Fleeing: We started by traveling a short distance north to an oasis by the name of En Gedi. It was in this area where David hid in a cave while fleeing from King Saul. 1 Samuel 24 tells us while Saul relieved himself at the front of the cave, David and his men were hiding in the back of the cave. David cut off the corner of the King's robe to prove that he could have killed him but didn't. What an amazing amount of running water here in the desert. David probably used this as a place to feed the sheep he kept for his father when he was younger. This oasis is by the Dead Sea. The sea is so salty nothing can grow or live in it. But a prophecy in Ezekiel 47 says that one day a river will flow from the Temple in Jerusalem in such quantity that it will turn all the Dead Sea into a living sea of fresh water. The same kinds of fish that live in the Mediterranean Sea will inhabit this revived sea. And En Gedi will become a fishing village at that time. How just like our Father to take something dead and make it alive again!
Fighting: We turned back south and stopped at the mountain fortress of Masada.

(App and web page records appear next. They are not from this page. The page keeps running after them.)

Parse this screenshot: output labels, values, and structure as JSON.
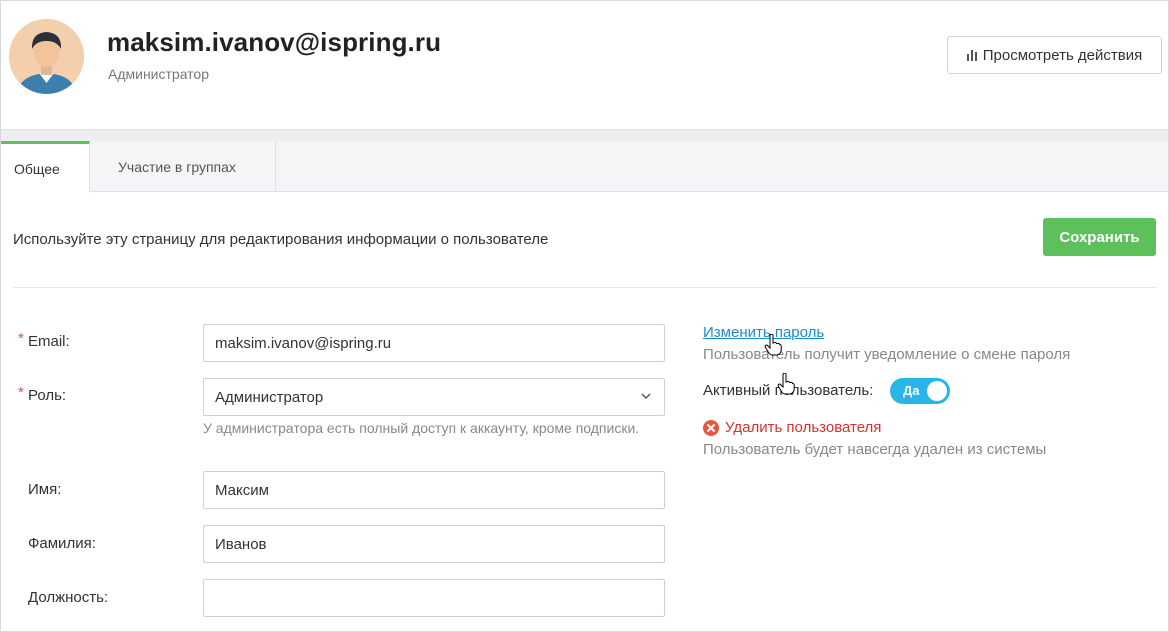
{
  "header": {
    "email": "maksim.ivanov@ispring.ru",
    "role": "Администратор",
    "actions_button": "Просмотреть действия"
  },
  "tabs": [
    {
      "label": "Общее",
      "active": true
    },
    {
      "label": "Участие в группах",
      "active": false
    }
  ],
  "page": {
    "info_text": "Используйте эту страницу для редактирования информации о пользователе",
    "save_button": "Сохранить"
  },
  "form": {
    "required_mark": "*",
    "email": {
      "label": "Email:",
      "value": "maksim.ivanov@ispring.ru"
    },
    "role": {
      "label": "Роль:",
      "value": "Администратор",
      "hint": "У администратора есть полный доступ к аккаунту, кроме подписки."
    },
    "first_name": {
      "label": "Имя:",
      "value": "Максим"
    },
    "last_name": {
      "label": "Фамилия:",
      "value": "Иванов"
    },
    "position": {
      "label": "Должность:",
      "value": ""
    }
  },
  "side": {
    "change_password": "Изменить пароль",
    "password_note": "Пользователь получит уведомление о смене пароля",
    "active_label": "Активный пользователь:",
    "active_toggle": "Да",
    "delete_link": "Удалить пользователя",
    "delete_note": "Пользователь будет навсегда удален из системы"
  },
  "colors": {
    "accent_green": "#5cc15a",
    "link_blue": "#1a8ccf",
    "toggle_blue": "#29b5e8",
    "danger_red": "#d6322d"
  },
  "icons": [
    "bar-chart-icon",
    "chevron-down-icon",
    "close-circle-icon",
    "hand-pointer-icon"
  ]
}
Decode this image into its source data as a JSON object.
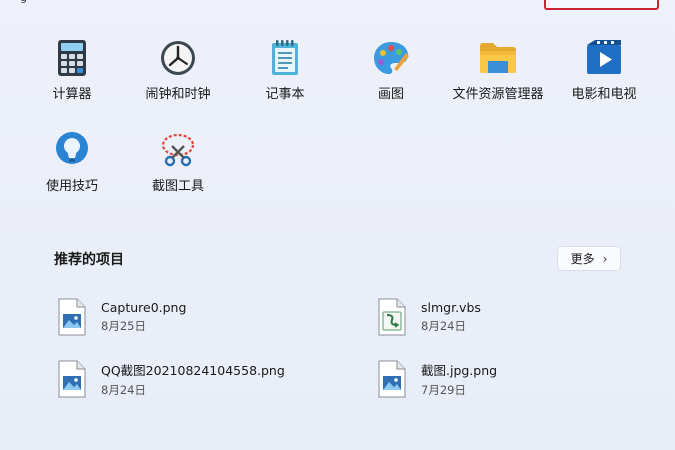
{
  "top_fragment": "g",
  "pinned_apps": [
    {
      "label": "计算器",
      "icon": "calculator-icon"
    },
    {
      "label": "闹钟和时钟",
      "icon": "clock-icon"
    },
    {
      "label": "记事本",
      "icon": "notepad-icon"
    },
    {
      "label": "画图",
      "icon": "paint-icon"
    },
    {
      "label": "文件资源管理器",
      "icon": "folder-icon"
    },
    {
      "label": "电影和电视",
      "icon": "movies-tv-icon"
    },
    {
      "label": "使用技巧",
      "icon": "tips-icon"
    },
    {
      "label": "截图工具",
      "icon": "snipping-tool-icon"
    }
  ],
  "recommended": {
    "title": "推荐的项目",
    "more_label": "更多",
    "more_chevron": "›",
    "items": [
      {
        "name": "Capture0.png",
        "date": "8月25日",
        "icon": "image-file-icon"
      },
      {
        "name": "slmgr.vbs",
        "date": "8月24日",
        "icon": "script-file-icon"
      },
      {
        "name": "QQ截图20210824104558.png",
        "date": "8月24日",
        "icon": "image-file-icon"
      },
      {
        "name": "截图.jpg.png",
        "date": "7月29日",
        "icon": "image-file-icon"
      }
    ]
  },
  "colors": {
    "background": "#ebeff8",
    "highlight_border": "#cc2233"
  }
}
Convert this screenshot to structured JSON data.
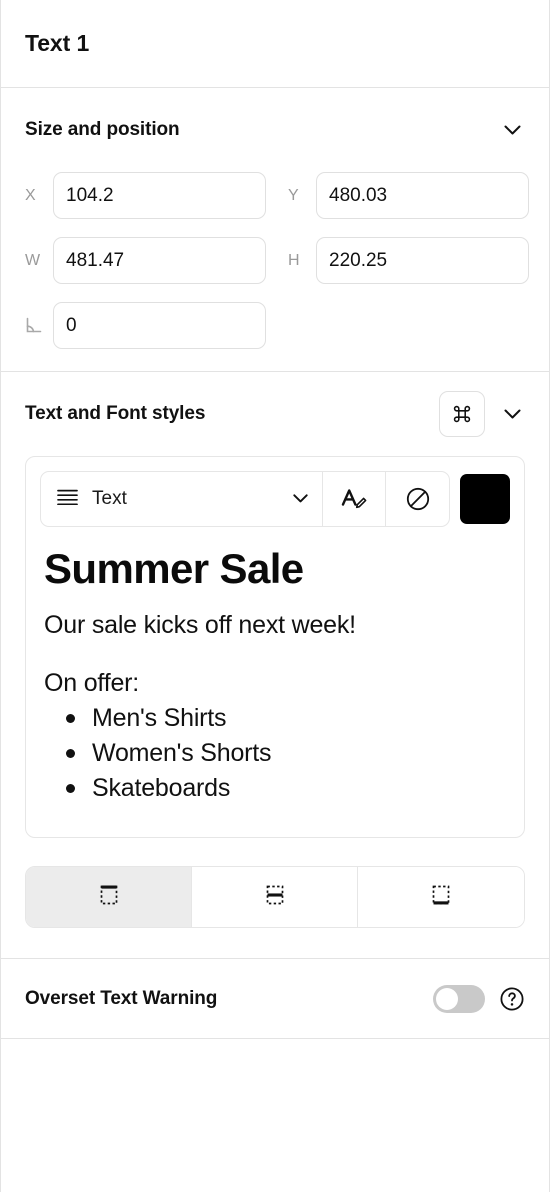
{
  "header": {
    "title": "Text 1"
  },
  "size_section": {
    "title": "Size and position",
    "collapse_icon": "chevron-down-icon",
    "fields": {
      "x": {
        "label": "X",
        "value": "104.2"
      },
      "y": {
        "label": "Y",
        "value": "480.03"
      },
      "w": {
        "label": "W",
        "value": "481.47"
      },
      "h": {
        "label": "H",
        "value": "220.25"
      },
      "rotation": {
        "label": "angle-icon",
        "value": "0"
      }
    }
  },
  "text_section": {
    "title": "Text and Font styles",
    "command_icon": "command-key-icon",
    "collapse_icon": "chevron-down-icon",
    "toolbar": {
      "list_icon": "paragraph-lines-icon",
      "style_name": "Text",
      "dropdown_icon": "chevron-down-icon",
      "edit_style_icon": "font-edit-icon",
      "clear_style_icon": "no-style-icon",
      "color_swatch_icon": "color-swatch",
      "color": "#000000"
    },
    "preview": {
      "heading": "Summer Sale",
      "paragraph": "Our sale kicks off next week!",
      "list_intro": "On offer:",
      "list_items": [
        "Men's Shirts",
        "Women's Shorts",
        "Skateboards"
      ]
    },
    "vertical_align": {
      "selected": 0,
      "options": [
        {
          "name": "align-top",
          "icon": "align-top-icon"
        },
        {
          "name": "align-middle",
          "icon": "align-middle-icon"
        },
        {
          "name": "align-bottom",
          "icon": "align-bottom-icon"
        }
      ]
    }
  },
  "overset": {
    "label": "Overset Text Warning",
    "enabled": false,
    "help_icon": "question-circle-icon"
  },
  "colors": {
    "border": "#e3e3e3",
    "field_border": "#e0e0e0",
    "label": "#9a9a9a",
    "text": "#111111",
    "selected_segment": "#ececec",
    "toggle_off": "#c9c9c9"
  }
}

King Herod built an opulent palace and living compound here in the desert on a plateau that rises almost 1300 feet high on the east side. Its purpose was probably to administrate the perfume trade route that went from Yemen to the sea port of Gaza. In 66 A.D. or so, Jewish rebels came here from Jerusalem to find a final stronghold to resist the Romans. After the fall of Jerusalem in 70 A.D., more people joined them until over 900 people inhabited the mountain. In 73 A.D. the Romans laid siege to Masada to stop the rebellion. Once a ramp was finished and it was clear there would be a conclusion in the morning, the rebels did the unthinkable. Choosing to die with dignity rather than have their women and children abused and them serve as slaves, each man killed his own family and then they drew lots such that they killed each other until a lone survivor committed suicide. Two old women and a few children hid to escape death and were the ones to tell the story. To see such insight into water collection and use in the desert was stunning. Large cisterns (one of which could hold almost 3/4 of a million gallons or more) provided water for a bath house, large swimming pool, and other excesses.
Floating: We returned to the hotel shortly after noon. Our afternoon was filled with floating in the Dead Sea or in the warm Dead Sea spa in our hotel; pampering with massages and pedicures; and rest. Tomorrow we head for the Holy City of Jerusalem.